The task
All of the data is to be written out again exactly, without the pictures.

____ Data to process

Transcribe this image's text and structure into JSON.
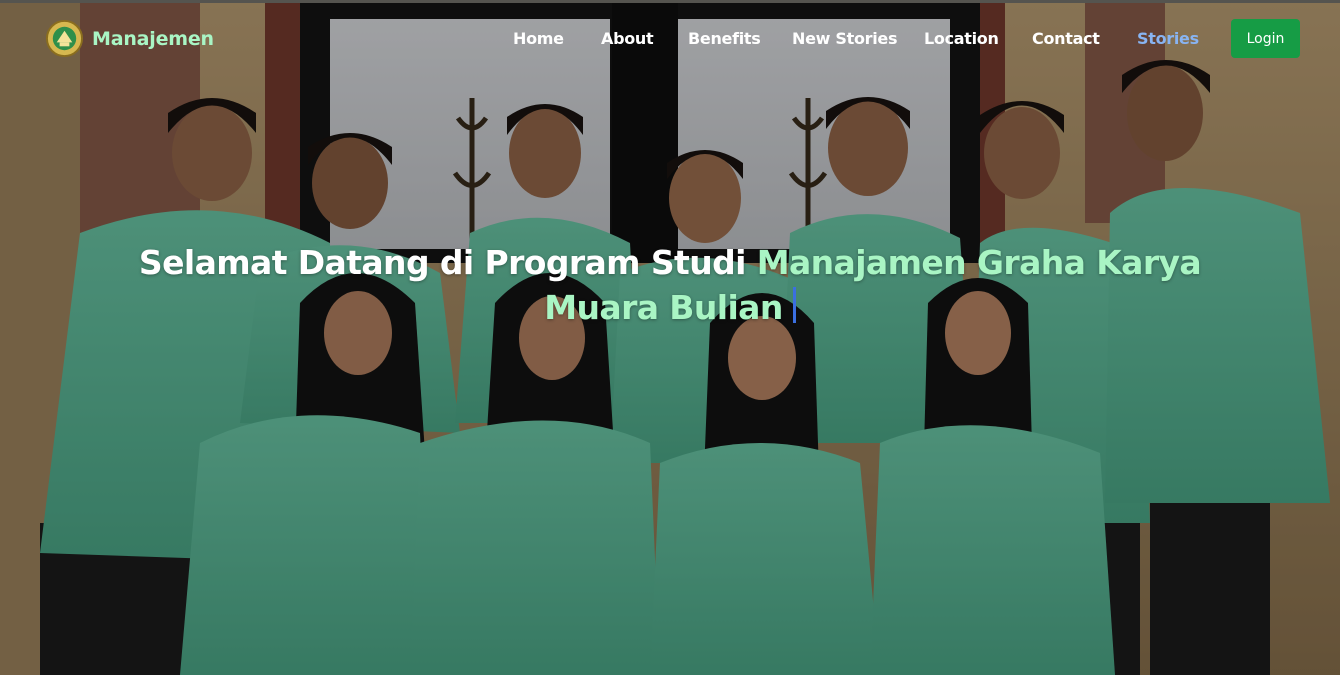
{
  "brand": {
    "name": "Manajemen",
    "logo_icon": "university-crest-icon"
  },
  "nav": {
    "items": [
      {
        "label": "Home",
        "active": false
      },
      {
        "label": "About",
        "active": false
      },
      {
        "label": "Benefits",
        "active": false
      },
      {
        "label": "New Stories",
        "active": false
      },
      {
        "label": "Location",
        "active": false
      },
      {
        "label": "Contact",
        "active": false
      },
      {
        "label": "Stories",
        "active": true
      }
    ],
    "login_label": "Login"
  },
  "hero": {
    "headline_plain": "Selamat Datang di Program Studi ",
    "headline_highlight": "Manajamen Graha Karya Muara Bulian",
    "background_image": "group-photo-students-in-green-blazers"
  },
  "colors": {
    "accent_text": "#a9f5c4",
    "active_nav": "#88b4f2",
    "login_button": "#169c45",
    "cursor": "#3b6fe0",
    "blazer": "#5fbf9e"
  }
}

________

Finished task
Transcribe this image's text and structure into JSON.
{
  "brand": {
    "name": "Manajemen",
    "logo_icon": "university-crest-icon"
  },
  "nav": {
    "items": [
      {
        "label": "Home",
        "active": false
      },
      {
        "label": "About",
        "active": false
      },
      {
        "label": "Benefits",
        "active": false
      },
      {
        "label": "New Stories",
        "active": false
      },
      {
        "label": "Location",
        "active": false
      },
      {
        "label": "Contact",
        "active": false
      },
      {
        "label": "Stories",
        "active": true
      }
    ],
    "login_label": "Login"
  },
  "hero": {
    "headline_plain": "Selamat Datang di Program Studi ",
    "headline_highlight": "Manajamen Graha Karya Muara Bulian",
    "background_image": "group-photo-students-in-green-blazers"
  },
  "colors": {
    "accent_text": "#a9f5c4",
    "active_nav": "#88b4f2",
    "login_button": "#169c45",
    "cursor": "#3b6fe0",
    "blazer": "#5fbf9e"
  }
}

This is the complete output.